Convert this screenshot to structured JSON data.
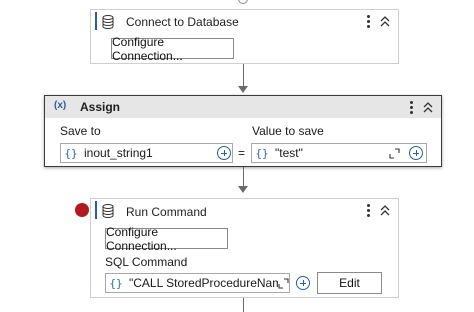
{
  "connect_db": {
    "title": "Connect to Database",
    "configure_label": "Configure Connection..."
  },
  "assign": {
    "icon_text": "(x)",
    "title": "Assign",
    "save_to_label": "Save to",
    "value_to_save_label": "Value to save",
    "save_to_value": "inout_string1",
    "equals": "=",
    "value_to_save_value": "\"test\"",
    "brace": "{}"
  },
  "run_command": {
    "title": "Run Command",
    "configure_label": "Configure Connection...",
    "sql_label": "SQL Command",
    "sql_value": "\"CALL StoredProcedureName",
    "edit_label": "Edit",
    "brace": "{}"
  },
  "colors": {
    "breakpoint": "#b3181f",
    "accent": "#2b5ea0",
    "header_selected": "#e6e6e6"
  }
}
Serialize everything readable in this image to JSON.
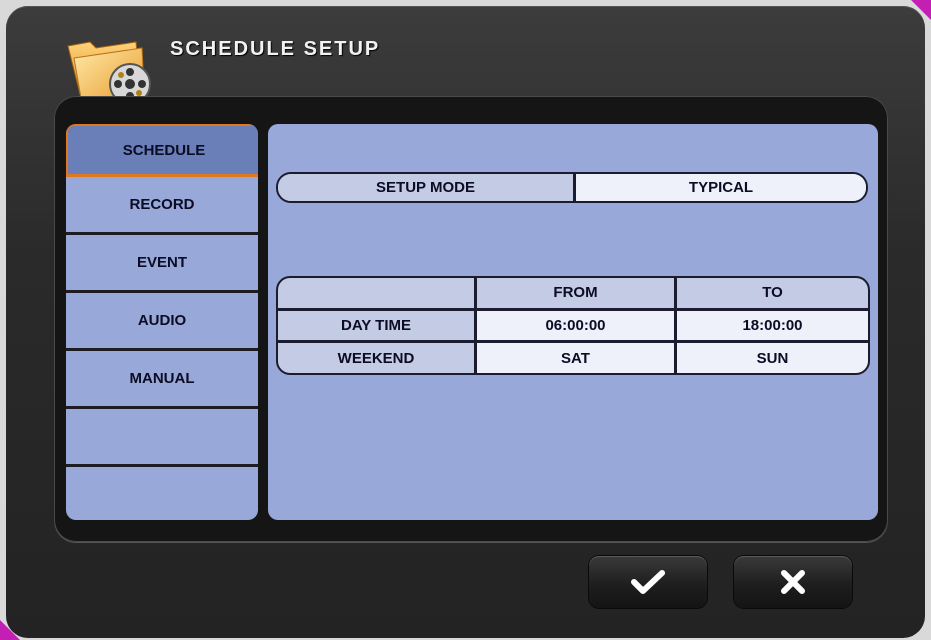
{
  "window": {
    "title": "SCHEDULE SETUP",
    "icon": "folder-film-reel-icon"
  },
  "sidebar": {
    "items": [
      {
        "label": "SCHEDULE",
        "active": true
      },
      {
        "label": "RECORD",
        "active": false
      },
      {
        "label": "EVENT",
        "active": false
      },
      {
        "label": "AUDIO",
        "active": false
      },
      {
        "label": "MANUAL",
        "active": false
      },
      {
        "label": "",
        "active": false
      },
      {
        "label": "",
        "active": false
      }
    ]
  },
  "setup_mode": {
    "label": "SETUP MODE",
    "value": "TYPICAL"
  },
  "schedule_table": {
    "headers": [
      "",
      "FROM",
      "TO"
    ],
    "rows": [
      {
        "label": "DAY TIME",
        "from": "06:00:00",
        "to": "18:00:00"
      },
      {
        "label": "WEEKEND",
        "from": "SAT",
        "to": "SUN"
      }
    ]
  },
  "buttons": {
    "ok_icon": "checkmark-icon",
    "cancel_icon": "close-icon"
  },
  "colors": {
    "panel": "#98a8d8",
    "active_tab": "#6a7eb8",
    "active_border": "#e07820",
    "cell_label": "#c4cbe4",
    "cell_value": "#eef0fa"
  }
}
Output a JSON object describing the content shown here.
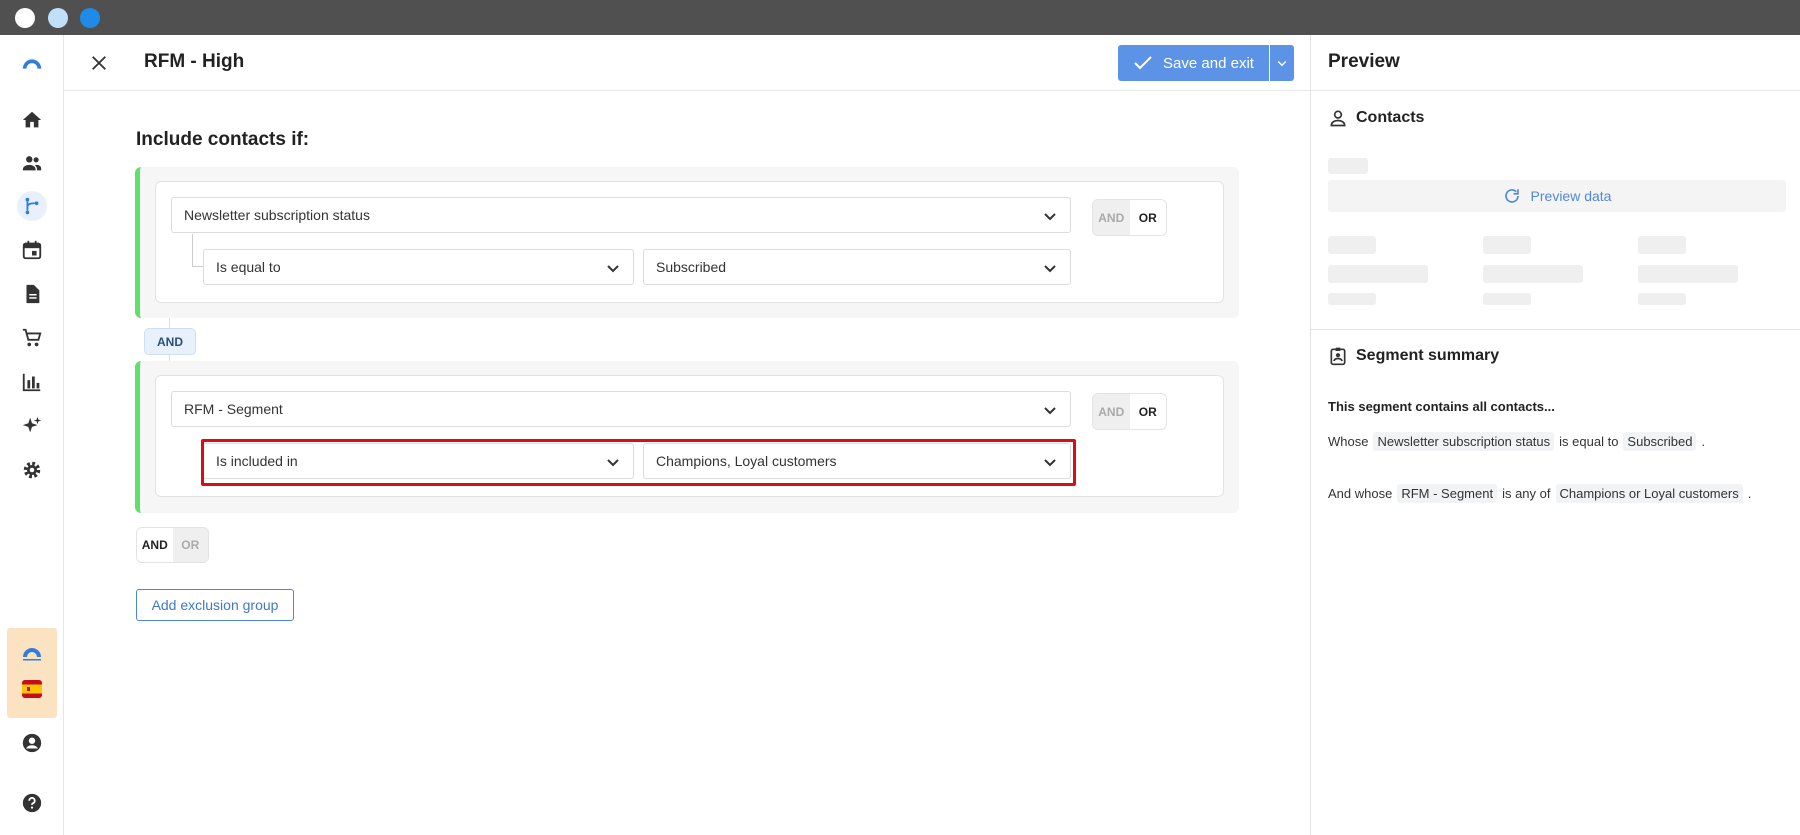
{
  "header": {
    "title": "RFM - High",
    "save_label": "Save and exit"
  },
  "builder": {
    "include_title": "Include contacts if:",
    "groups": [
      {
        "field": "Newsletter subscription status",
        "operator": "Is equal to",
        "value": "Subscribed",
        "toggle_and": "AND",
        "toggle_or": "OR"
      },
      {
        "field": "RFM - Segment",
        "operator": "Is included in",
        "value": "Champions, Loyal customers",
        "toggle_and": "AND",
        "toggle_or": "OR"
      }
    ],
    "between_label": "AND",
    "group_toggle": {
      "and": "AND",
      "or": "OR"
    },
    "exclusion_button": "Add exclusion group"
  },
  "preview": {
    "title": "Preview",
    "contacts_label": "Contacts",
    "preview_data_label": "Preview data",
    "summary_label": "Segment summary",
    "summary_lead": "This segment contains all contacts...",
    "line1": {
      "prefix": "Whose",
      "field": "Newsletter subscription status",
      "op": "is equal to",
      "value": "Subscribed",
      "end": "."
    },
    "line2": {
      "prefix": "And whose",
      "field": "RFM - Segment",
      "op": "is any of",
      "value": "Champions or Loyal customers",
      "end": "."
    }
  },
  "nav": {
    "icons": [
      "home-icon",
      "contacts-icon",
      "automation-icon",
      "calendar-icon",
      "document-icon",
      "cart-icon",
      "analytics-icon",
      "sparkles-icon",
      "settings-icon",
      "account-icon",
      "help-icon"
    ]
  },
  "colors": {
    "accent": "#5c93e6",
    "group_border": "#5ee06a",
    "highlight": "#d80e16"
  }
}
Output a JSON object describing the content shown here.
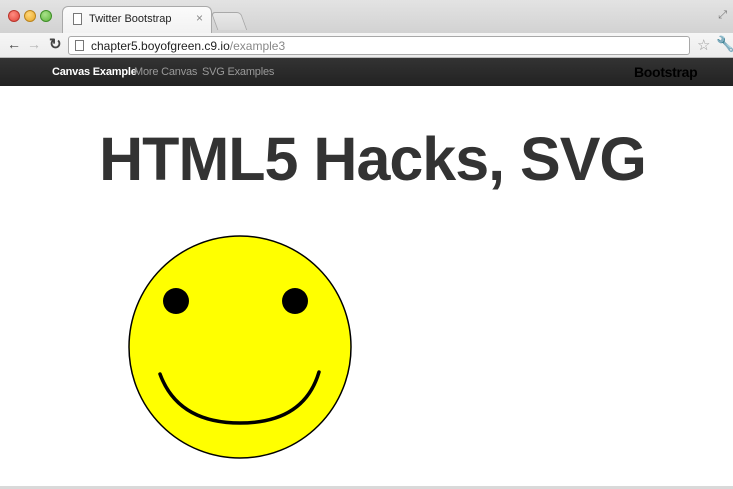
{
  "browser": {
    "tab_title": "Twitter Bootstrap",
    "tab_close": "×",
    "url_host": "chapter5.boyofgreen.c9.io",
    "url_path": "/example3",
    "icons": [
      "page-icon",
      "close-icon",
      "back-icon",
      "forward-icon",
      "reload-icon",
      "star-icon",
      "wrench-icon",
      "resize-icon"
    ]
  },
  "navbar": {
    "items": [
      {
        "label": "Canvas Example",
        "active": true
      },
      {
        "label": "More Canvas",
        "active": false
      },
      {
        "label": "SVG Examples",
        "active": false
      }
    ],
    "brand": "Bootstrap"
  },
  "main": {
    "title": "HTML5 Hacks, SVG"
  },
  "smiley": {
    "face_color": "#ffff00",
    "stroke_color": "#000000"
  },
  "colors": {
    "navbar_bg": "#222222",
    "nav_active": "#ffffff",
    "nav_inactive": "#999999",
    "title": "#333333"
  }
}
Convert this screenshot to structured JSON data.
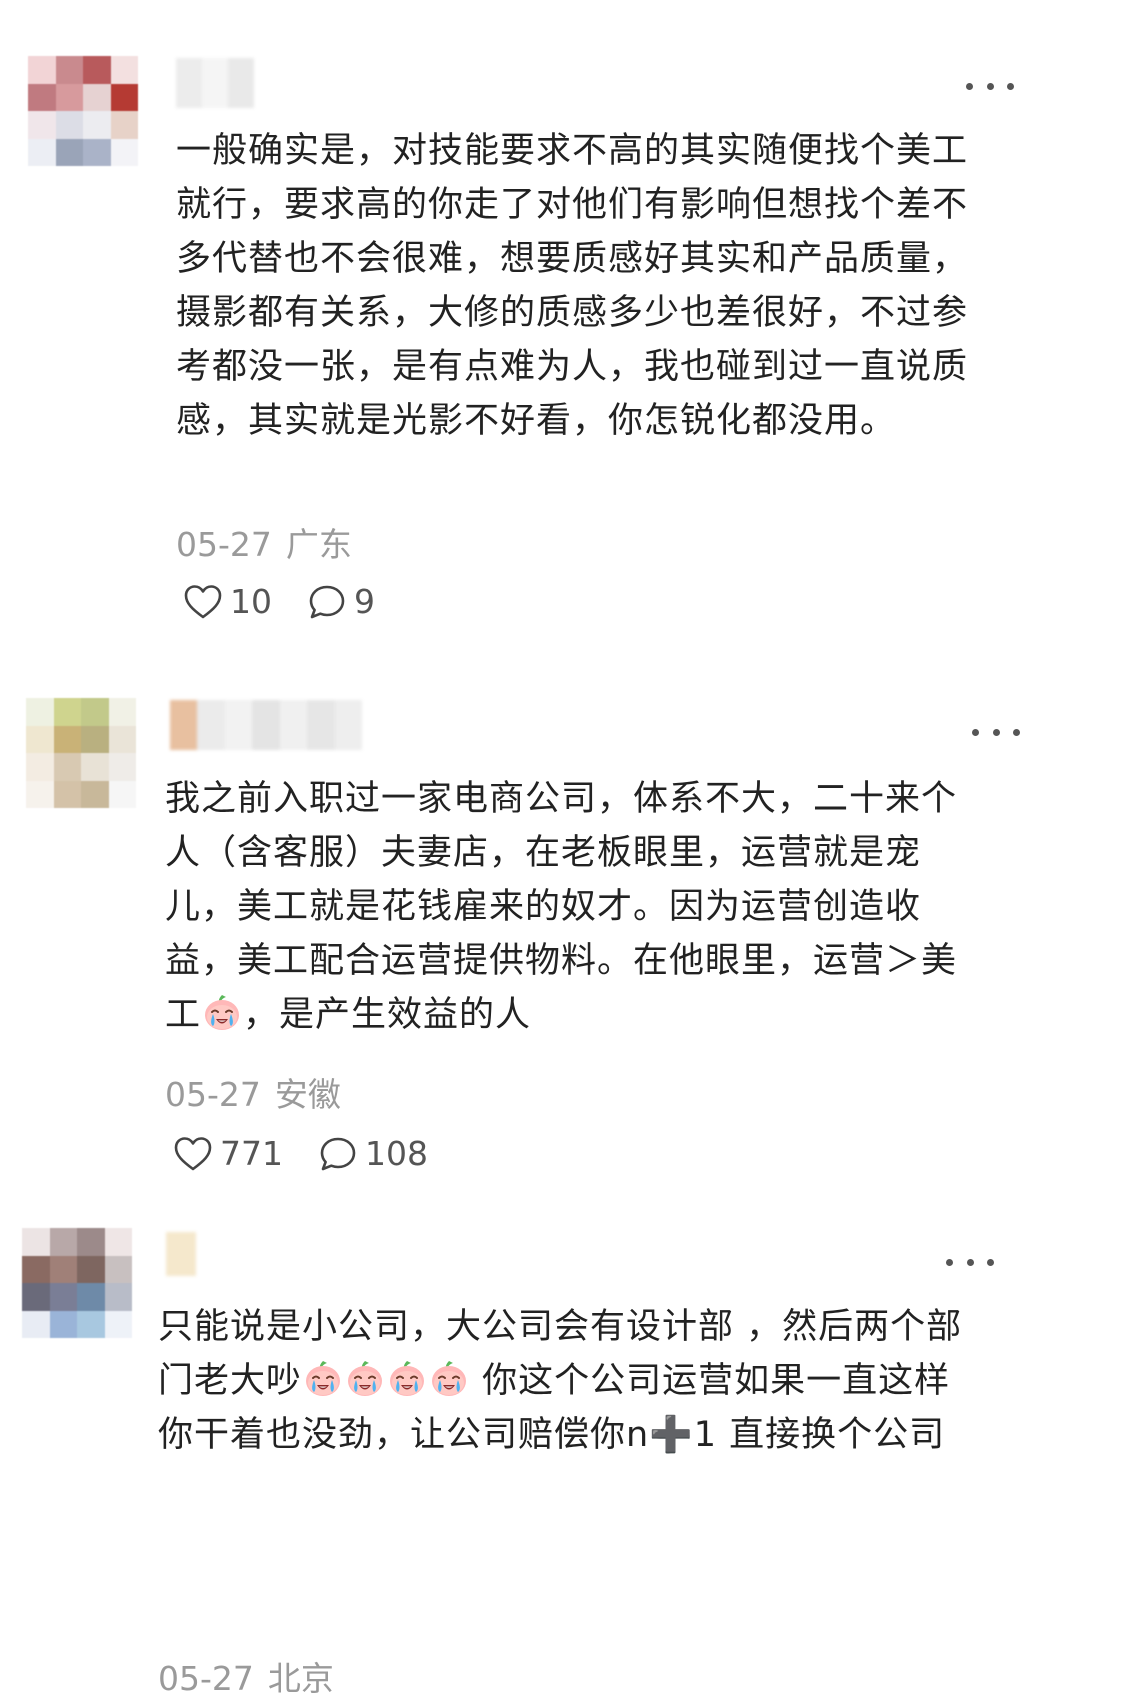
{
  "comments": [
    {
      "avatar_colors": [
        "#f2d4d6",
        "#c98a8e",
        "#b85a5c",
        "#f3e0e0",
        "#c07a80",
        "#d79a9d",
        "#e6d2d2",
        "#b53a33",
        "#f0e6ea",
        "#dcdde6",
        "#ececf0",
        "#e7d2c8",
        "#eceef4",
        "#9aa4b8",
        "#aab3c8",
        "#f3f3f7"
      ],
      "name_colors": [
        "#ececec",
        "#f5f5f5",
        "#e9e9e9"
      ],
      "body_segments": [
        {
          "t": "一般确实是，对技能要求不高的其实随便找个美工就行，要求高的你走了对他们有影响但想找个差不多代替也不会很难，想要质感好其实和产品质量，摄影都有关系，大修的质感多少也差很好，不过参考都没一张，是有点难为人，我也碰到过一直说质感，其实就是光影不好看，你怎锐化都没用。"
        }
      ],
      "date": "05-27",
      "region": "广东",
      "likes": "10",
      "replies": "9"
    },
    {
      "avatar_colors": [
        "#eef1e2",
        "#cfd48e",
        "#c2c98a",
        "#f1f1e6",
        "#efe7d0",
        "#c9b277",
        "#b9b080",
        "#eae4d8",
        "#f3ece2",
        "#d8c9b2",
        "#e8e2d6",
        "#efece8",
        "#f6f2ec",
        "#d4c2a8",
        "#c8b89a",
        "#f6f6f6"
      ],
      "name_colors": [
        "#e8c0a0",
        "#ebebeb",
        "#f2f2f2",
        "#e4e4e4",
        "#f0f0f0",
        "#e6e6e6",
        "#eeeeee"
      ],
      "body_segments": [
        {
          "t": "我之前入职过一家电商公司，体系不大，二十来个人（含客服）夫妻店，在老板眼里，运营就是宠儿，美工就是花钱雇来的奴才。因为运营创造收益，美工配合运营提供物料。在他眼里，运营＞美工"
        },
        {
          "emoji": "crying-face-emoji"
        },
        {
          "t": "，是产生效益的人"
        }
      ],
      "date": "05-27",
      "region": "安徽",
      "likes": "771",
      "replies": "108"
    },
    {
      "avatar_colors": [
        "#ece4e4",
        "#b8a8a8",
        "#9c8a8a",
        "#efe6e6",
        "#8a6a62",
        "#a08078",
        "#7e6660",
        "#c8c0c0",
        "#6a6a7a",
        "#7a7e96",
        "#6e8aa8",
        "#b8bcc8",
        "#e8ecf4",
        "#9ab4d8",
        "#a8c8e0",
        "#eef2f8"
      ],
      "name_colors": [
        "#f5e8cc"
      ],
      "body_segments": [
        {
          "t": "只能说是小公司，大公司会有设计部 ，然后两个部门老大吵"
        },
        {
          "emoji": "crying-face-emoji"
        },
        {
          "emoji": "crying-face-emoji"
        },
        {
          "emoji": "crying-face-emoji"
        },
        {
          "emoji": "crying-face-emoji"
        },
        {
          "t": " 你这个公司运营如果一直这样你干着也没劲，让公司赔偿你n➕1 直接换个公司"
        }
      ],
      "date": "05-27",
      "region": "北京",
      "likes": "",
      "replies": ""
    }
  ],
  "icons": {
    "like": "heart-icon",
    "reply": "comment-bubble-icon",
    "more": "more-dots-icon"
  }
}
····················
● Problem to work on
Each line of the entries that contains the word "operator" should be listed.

● Solution for this task
        "operator": "Is equal to",
        "operator": "Is included in",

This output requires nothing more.